I was just looking to make some chicken. Nothing difficult, nothing interesting, just some chicken. I walked from my apartment to the Stop’n’Shop over on 234th and Broadway, grabbed my chicken and some seasoning and some broccoli to cook as well. Now, I had intended on getting some lemon sauce while I was at it, you know? Make a dessert out of it. Completely forgot it, it just completely slipped my mind.
So, after I got to my apartment, I set my stuff inside. I started getting things set up and started, and, while the chicken was starting to cook in the pan, I went across the hall to my neighbor.
Linda makes her own lemon sauce, completely hand makes it. She always has a few jars or some such hanging around. I figured I’d ask to borrow some, if she had any.
I knock on the door, she answered. She was very sweet and was happy to oblige when I asked her about getting some of her homemade lemon sauce. I’d met Linda a few times around the building, the laundry room and the back resting area. I’d also seen her a few times at Van Cortland while out on my jogs. She was a spritely old woman, silver hair, one of the best power walkers I’ve ever seen. I knew that she had a single studio apartment and I could always tell, based on the few glimpses into her home that I usually got, that her apartment was absolutely piled with stuff.
She stepped away from the door and the door got caught on the rug, so it just hung open.
I glanced inside her apartment. There was a floral-decorated couch in various shades of brown. There was a long rip across the bottom of the couch and plastic wrap that covered the enter thing. A red armchair sat in the furthest corner of the apartment, the stuffing was spilling out of it and it seemed that it had been completely torn apart by a dog of some sort. There was a foot rest, but all the wooden legs were snapped and of different heights. A massive fish tank filled the back wall, and it was nearly bubbling over with water. But it was, otherwise, completely empty. Not a single decoration or fish in that tank. Four lamps stood in the center of the room, all completely shattered bowls around the bulbs. The counter tops in the kitchens were piled high with pots and pans. Linda was busy looking through the cabinets, the wood all scratched and chipped away. Her bed stood on the far wall. There were slinkies and marbles and various cannibalized electronics around the bed. The mattress was the cleanest, most unbroken thing in the apartment. There was an old, naked, hairy, thrashing man on the bed, chained to the head and foot rest of the bed. Not handcuffed, completely chained. His hair almost entirely clothed him, almost. He was just leaping off the bed, trying to break the chains. He was howling and snarling and screaming at me as he stared at me from between his legs.
Linda suddenly reappeared at the door, reaching into her purse.
I’m afraid I don’t have any very fresh jaws made now, she was saying. She pulled a mason jar about half full of lemon sauce from her purse and told me I could have it. I thanked her, but I admittedly could not take my eyes from the man, who had now angled his head in such a way to starts biting and ripping wooden chunks out of the headboard behind him.

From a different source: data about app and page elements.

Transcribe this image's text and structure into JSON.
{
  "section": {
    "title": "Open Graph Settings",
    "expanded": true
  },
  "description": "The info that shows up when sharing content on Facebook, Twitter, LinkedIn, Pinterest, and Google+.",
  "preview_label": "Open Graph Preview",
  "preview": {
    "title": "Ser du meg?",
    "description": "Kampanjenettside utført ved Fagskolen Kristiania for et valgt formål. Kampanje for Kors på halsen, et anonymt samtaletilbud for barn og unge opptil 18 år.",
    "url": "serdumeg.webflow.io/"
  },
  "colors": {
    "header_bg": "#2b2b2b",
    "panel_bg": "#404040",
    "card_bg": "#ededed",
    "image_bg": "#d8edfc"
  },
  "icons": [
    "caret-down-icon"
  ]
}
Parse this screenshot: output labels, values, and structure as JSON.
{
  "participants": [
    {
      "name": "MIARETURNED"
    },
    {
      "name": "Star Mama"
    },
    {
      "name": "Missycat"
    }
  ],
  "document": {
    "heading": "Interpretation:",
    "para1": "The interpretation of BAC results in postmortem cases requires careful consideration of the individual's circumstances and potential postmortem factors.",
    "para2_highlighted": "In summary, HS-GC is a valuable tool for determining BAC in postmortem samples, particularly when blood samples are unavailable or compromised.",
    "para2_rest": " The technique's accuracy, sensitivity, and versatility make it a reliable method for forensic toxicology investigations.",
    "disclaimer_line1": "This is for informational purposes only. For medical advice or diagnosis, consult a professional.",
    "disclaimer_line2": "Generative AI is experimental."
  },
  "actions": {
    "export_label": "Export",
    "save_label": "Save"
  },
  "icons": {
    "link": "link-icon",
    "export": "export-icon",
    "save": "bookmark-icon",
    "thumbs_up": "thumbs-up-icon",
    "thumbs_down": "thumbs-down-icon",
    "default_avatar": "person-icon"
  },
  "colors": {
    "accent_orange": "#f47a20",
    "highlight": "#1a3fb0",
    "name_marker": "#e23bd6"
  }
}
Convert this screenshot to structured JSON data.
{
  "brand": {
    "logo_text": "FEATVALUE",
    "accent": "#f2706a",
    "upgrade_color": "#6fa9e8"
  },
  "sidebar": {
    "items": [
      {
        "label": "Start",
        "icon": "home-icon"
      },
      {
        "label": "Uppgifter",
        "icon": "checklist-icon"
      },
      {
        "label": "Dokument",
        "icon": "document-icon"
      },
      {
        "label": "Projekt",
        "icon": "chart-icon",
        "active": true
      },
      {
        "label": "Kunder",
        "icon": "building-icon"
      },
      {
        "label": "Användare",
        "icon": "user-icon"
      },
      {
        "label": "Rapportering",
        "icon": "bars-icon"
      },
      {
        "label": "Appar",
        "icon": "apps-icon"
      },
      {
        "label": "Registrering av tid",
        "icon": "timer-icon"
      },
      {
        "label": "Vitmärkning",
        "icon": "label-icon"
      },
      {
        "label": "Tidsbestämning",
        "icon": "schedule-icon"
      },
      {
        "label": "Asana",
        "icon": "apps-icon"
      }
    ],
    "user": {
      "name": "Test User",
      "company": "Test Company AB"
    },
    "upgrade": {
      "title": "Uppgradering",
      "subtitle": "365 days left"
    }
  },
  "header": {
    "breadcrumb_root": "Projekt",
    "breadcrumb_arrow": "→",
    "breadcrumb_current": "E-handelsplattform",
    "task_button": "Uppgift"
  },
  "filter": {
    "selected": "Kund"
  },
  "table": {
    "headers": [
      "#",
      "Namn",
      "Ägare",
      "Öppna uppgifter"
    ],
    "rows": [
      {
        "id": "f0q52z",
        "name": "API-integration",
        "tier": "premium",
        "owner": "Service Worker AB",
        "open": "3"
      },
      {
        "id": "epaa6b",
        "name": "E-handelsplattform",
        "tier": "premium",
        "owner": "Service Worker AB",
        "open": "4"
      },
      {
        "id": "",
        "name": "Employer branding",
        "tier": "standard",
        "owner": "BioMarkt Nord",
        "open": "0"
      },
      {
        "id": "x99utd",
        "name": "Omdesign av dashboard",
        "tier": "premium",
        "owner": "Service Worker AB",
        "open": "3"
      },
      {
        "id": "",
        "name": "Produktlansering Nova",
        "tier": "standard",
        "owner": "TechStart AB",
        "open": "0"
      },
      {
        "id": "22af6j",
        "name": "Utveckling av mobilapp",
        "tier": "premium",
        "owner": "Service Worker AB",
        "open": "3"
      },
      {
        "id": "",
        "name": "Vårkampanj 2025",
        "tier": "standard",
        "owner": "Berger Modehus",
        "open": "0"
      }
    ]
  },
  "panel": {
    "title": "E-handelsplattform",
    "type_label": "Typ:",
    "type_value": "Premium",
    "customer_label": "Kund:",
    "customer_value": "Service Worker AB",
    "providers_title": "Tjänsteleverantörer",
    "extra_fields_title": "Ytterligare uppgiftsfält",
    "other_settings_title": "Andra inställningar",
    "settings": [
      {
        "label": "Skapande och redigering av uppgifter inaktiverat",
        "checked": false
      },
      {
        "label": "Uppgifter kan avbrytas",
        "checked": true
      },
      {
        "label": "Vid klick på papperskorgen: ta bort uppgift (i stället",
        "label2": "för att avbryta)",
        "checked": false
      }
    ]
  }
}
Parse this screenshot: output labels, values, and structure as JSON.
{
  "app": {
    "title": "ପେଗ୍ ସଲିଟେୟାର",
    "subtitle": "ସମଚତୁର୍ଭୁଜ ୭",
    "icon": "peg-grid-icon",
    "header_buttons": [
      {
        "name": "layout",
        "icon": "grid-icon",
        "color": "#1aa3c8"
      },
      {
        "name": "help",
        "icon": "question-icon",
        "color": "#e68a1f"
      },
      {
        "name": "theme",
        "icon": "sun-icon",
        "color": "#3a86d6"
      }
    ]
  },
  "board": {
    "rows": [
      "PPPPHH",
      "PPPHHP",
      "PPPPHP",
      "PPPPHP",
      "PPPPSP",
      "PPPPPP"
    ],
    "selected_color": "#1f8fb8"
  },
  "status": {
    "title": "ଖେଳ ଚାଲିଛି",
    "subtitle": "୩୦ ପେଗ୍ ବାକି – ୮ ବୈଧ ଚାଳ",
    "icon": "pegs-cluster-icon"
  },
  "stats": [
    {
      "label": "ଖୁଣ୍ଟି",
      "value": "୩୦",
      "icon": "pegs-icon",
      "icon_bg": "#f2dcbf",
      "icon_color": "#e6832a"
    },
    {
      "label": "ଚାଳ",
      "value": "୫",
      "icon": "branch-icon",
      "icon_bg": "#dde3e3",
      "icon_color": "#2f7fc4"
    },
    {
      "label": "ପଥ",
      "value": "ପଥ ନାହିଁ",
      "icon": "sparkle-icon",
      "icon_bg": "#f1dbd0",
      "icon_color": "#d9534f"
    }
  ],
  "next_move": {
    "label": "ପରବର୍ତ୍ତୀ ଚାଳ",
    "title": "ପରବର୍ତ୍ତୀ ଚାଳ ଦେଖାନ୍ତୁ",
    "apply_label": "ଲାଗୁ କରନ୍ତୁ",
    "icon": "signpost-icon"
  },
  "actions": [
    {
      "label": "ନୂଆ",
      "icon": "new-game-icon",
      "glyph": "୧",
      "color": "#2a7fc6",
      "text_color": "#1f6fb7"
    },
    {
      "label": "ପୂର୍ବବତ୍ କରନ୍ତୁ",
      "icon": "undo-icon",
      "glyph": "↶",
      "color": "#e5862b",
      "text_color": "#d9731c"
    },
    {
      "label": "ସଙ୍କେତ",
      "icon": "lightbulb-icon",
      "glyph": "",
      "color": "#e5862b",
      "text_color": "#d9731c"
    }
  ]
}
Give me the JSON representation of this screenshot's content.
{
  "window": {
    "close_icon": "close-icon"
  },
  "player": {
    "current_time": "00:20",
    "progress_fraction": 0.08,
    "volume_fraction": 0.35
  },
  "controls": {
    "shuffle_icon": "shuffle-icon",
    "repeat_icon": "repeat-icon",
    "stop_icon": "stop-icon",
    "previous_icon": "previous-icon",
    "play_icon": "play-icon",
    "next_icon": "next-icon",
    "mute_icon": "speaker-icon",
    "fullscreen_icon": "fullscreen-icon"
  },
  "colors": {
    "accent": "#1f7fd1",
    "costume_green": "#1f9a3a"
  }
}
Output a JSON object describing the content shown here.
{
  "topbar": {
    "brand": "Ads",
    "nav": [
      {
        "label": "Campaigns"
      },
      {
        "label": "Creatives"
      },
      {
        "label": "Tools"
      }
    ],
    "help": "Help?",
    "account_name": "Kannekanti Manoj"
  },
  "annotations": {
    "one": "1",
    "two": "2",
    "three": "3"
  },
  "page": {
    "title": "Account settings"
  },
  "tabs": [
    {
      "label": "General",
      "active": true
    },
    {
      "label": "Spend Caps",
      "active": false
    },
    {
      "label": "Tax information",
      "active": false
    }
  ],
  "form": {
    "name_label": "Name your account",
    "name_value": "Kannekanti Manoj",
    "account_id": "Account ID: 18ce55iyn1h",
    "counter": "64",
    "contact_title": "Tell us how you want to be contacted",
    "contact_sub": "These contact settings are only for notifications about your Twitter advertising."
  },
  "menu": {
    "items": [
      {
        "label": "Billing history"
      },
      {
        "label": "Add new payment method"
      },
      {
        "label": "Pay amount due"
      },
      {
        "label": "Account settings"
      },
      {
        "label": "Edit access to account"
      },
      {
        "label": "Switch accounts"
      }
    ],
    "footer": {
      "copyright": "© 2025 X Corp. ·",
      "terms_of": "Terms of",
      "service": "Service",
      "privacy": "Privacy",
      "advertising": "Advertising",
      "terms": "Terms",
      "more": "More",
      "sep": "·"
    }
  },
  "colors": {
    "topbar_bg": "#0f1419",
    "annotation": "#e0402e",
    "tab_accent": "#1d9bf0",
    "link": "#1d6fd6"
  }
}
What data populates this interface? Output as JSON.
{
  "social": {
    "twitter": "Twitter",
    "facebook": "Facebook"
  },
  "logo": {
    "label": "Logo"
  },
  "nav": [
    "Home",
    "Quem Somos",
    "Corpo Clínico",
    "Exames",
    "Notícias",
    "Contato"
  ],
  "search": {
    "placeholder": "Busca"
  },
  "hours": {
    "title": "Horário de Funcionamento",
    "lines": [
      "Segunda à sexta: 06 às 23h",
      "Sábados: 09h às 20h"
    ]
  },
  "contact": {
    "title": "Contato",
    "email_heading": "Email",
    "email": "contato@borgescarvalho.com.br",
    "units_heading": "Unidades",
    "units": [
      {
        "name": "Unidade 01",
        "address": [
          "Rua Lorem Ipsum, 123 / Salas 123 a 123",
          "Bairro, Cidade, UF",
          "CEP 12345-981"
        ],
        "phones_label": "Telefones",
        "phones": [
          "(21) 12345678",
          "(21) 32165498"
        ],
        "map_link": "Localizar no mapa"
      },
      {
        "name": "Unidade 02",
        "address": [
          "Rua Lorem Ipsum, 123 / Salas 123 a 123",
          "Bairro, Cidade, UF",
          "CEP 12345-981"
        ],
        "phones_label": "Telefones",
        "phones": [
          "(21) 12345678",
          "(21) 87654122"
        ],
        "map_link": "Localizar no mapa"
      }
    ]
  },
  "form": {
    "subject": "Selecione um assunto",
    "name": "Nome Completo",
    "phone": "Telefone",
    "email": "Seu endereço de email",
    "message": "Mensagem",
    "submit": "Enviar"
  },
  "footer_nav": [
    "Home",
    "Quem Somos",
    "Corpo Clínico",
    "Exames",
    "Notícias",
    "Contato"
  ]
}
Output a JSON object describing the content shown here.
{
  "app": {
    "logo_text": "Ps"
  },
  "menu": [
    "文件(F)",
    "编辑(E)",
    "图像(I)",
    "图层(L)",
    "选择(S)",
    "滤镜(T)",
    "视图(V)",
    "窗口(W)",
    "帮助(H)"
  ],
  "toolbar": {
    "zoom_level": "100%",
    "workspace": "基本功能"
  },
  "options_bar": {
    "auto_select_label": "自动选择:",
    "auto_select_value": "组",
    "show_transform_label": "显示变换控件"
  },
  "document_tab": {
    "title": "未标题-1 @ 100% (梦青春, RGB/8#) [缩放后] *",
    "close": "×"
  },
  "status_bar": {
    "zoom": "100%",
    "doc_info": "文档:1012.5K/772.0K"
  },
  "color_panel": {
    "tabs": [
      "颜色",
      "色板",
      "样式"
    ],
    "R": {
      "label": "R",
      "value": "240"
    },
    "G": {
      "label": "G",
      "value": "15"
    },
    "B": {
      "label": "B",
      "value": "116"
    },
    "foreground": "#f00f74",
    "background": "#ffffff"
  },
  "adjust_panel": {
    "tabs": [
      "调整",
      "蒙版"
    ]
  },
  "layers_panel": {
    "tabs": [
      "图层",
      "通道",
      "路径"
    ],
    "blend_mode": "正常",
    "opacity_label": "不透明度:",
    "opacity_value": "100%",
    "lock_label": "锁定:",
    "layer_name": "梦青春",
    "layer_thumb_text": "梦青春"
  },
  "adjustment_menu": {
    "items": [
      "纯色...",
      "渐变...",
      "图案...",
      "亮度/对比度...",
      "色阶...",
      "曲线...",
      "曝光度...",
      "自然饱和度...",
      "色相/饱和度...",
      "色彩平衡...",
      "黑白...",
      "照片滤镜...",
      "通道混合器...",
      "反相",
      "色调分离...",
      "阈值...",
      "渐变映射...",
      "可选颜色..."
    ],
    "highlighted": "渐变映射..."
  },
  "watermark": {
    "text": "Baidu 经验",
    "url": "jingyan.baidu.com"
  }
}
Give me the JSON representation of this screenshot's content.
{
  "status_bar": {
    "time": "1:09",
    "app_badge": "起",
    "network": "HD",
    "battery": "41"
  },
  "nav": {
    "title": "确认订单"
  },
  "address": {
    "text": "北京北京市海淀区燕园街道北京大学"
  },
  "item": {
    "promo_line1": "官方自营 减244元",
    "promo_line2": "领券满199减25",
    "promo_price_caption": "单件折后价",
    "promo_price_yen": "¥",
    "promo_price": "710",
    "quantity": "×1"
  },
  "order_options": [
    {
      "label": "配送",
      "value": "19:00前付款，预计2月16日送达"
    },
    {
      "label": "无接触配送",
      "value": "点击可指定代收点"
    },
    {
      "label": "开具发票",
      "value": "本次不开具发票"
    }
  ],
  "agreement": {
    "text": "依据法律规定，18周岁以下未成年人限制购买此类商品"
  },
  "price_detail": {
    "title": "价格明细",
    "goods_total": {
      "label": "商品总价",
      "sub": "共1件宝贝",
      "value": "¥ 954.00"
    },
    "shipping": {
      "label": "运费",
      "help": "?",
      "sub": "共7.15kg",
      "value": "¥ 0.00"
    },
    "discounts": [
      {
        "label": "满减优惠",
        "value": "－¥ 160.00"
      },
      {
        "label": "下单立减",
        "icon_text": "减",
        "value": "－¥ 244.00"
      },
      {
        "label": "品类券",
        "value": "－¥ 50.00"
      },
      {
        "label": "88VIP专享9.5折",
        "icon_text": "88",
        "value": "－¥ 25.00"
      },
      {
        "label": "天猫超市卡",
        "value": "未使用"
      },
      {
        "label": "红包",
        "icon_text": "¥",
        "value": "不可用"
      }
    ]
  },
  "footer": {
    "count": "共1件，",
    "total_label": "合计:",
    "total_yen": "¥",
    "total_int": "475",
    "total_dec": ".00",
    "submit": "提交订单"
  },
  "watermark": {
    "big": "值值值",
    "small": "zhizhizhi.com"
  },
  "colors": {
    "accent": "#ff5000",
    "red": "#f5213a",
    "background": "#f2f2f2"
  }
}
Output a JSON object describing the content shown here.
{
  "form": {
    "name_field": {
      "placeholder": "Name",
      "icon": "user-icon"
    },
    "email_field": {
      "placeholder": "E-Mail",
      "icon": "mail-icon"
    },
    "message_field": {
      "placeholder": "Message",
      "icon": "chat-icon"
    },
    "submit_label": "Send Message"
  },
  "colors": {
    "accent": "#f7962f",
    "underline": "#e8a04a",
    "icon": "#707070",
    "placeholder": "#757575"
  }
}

Don’t mind him, Linda said, I hope I see at the park again! And shut the door on me. I could no longer hear the man.